March 30, 2020

By Ysabelle Kempe

In February, Rose Yu received an email that was unexpected, but thrilling. It was from Google, informing her that she had been selected as a winner of the the 2019 Google Faculty Research Awards.

The program supports world-class technical research at academic institutions around the world, and Yu, an assistant professor in Khoury College of Computer Sciences, was elated that she had been selected. Aside from the prestige, the recognition awards her funding to sponsor a student to work on her proposed research project, which focuses on developing physics-based machine learning methods to improve simulations of road network traffic. These more efficient methods would result in better route-planning algorithms, which could potentially be used for self-driving cars and to improve applications like Google Maps.

This year’s competition attracted 917 proposals from researchers in about 50 countries and over 330 universities; only 150 proposals were granted funding.

“I am very proud that they recognized the importance of my research,” says Yu, who has a research background in machine learning and spatiotemporal modeling. “They see the value of what I propose to do, both from the research side and the real-world implementation side.”

According to Yu, current route predictions are not always accurate because they either rely on unrealistic modeling assumptions or data from regular traffic conditions. This is fine, until complex traffic scenarios arise, such as rush hour or accidents. That’s where Yu’s work comes in.

Yu’s research will train machine-learning algorithms to predict future traffic networks. The data used to train these methods will be collected from individual drivers’ phone GPS signals, street cameras, and loop sensors that lie underneath some highways and roads.

Yu’s proposal is unique in that it draws from physics as well as machine learning. She plans to build physical intuition into her models, so they can produce more reasonable traffic predictions.

For example, a non-physics-based model might auto-predict a car being driven at 140 mph on the highway, while a physically realistic model would be aware of the high unlikelihood of a car driving so fast when the speed limit is 65 mph. Yu’s models could also incorporate physical knowledge about how people maneuver in cars or make decisions at stop signs.

“Physics-guided artificial intelligence provides this convenience of generating trustworthy models,” Yu explains, referring to models that produce realistic predictions. “More and more people are working on this nowadays.”

Building physically realistic machine learning models would save researchers significant amounts of time collecting training data, the data used to train models for specific functions.
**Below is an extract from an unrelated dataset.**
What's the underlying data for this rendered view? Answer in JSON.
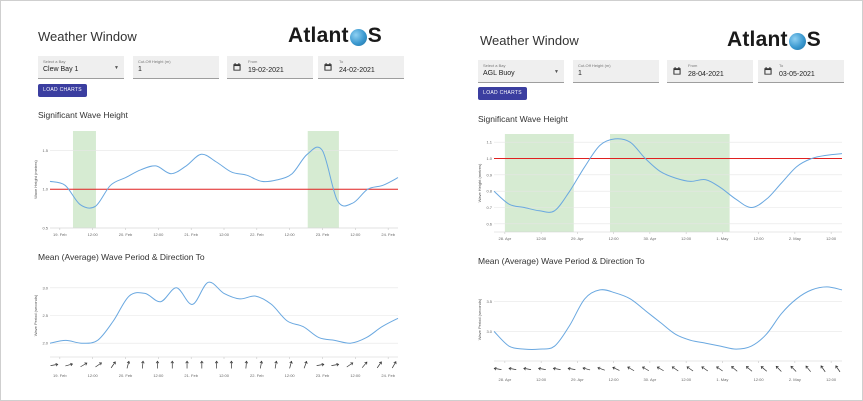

If physical intuition is built in, fewer training data samples are needed because the model will automatically only predict physically realistic solutions. This technology could be game-changing in all sorts of fields.

“If you want to develop drugs, you need to understand how molecules move around,” Yu insists. “If you want to develop artificial heart pumps, you need to understand the physics of how the heart works and hemodynamics.”

Yu will begin the project with a three- or four-person team, but she sees the possibility for campus-wide collaboration. She hopes to eventually include undergraduates, more graduate students, transportation specialists, and social scientists who can offer advice on building ethical algorithms.

“It’s a recognition for Northeastern, as well,” Yu says. “We’re bringing more resources from Google to Northeastern, and we can involve students in the work.”